## WHAT THE TASK REQUIRES
Retype all the entries word for word, but omit the pictures.

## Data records

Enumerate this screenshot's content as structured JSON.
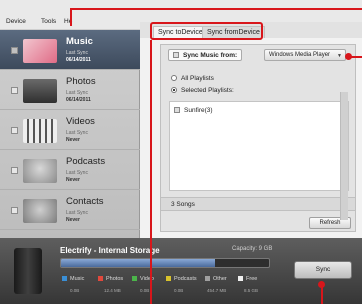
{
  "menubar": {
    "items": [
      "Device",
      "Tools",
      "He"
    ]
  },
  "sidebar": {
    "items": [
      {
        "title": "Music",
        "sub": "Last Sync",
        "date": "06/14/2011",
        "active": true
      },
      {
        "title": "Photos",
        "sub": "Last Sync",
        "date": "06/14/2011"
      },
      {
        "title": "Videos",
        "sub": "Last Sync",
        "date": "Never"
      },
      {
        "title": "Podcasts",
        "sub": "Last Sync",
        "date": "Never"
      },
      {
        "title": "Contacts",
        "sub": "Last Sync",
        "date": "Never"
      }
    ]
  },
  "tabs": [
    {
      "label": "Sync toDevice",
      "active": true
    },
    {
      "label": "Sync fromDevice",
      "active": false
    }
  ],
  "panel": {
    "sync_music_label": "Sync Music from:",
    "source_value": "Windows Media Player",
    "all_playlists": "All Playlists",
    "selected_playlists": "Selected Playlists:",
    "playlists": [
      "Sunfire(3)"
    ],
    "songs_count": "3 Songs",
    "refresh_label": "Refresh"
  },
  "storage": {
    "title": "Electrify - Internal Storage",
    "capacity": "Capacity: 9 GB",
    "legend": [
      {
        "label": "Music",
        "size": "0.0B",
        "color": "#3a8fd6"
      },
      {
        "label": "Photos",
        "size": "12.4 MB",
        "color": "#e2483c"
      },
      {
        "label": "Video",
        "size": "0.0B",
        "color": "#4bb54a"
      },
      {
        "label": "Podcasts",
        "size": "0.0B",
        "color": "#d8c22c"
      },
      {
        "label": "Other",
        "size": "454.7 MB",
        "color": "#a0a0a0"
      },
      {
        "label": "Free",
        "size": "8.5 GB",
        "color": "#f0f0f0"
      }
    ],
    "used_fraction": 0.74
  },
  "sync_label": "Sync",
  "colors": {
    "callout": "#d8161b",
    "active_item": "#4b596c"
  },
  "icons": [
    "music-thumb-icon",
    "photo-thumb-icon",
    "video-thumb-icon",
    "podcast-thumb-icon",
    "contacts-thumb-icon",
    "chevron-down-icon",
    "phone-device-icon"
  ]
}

## PROBLEM SOLUTION
Enumerate this screenshot's content as structured JSON.
{
  "menubar": {
    "items": [
      "Device",
      "Tools",
      "He"
    ]
  },
  "sidebar": {
    "items": [
      {
        "title": "Music",
        "sub": "Last Sync",
        "date": "06/14/2011",
        "active": true
      },
      {
        "title": "Photos",
        "sub": "Last Sync",
        "date": "06/14/2011"
      },
      {
        "title": "Videos",
        "sub": "Last Sync",
        "date": "Never"
      },
      {
        "title": "Podcasts",
        "sub": "Last Sync",
        "date": "Never"
      },
      {
        "title": "Contacts",
        "sub": "Last Sync",
        "date": "Never"
      }
    ]
  },
  "tabs": [
    {
      "label": "Sync toDevice",
      "active": true
    },
    {
      "label": "Sync fromDevice",
      "active": false
    }
  ],
  "panel": {
    "sync_music_label": "Sync Music from:",
    "source_value": "Windows Media Player",
    "all_playlists": "All Playlists",
    "selected_playlists": "Selected Playlists:",
    "playlists": [
      "Sunfire(3)"
    ],
    "songs_count": "3 Songs",
    "refresh_label": "Refresh"
  },
  "storage": {
    "title": "Electrify - Internal Storage",
    "capacity": "Capacity: 9 GB",
    "legend": [
      {
        "label": "Music",
        "size": "0.0B",
        "color": "#3a8fd6"
      },
      {
        "label": "Photos",
        "size": "12.4 MB",
        "color": "#e2483c"
      },
      {
        "label": "Video",
        "size": "0.0B",
        "color": "#4bb54a"
      },
      {
        "label": "Podcasts",
        "size": "0.0B",
        "color": "#d8c22c"
      },
      {
        "label": "Other",
        "size": "454.7 MB",
        "color": "#a0a0a0"
      },
      {
        "label": "Free",
        "size": "8.5 GB",
        "color": "#f0f0f0"
      }
    ],
    "used_fraction": 0.74
  },
  "sync_label": "Sync",
  "colors": {
    "callout": "#d8161b",
    "active_item": "#4b596c"
  },
  "icons": [
    "music-thumb-icon",
    "photo-thumb-icon",
    "video-thumb-icon",
    "podcast-thumb-icon",
    "contacts-thumb-icon",
    "chevron-down-icon",
    "phone-device-icon"
  ]
}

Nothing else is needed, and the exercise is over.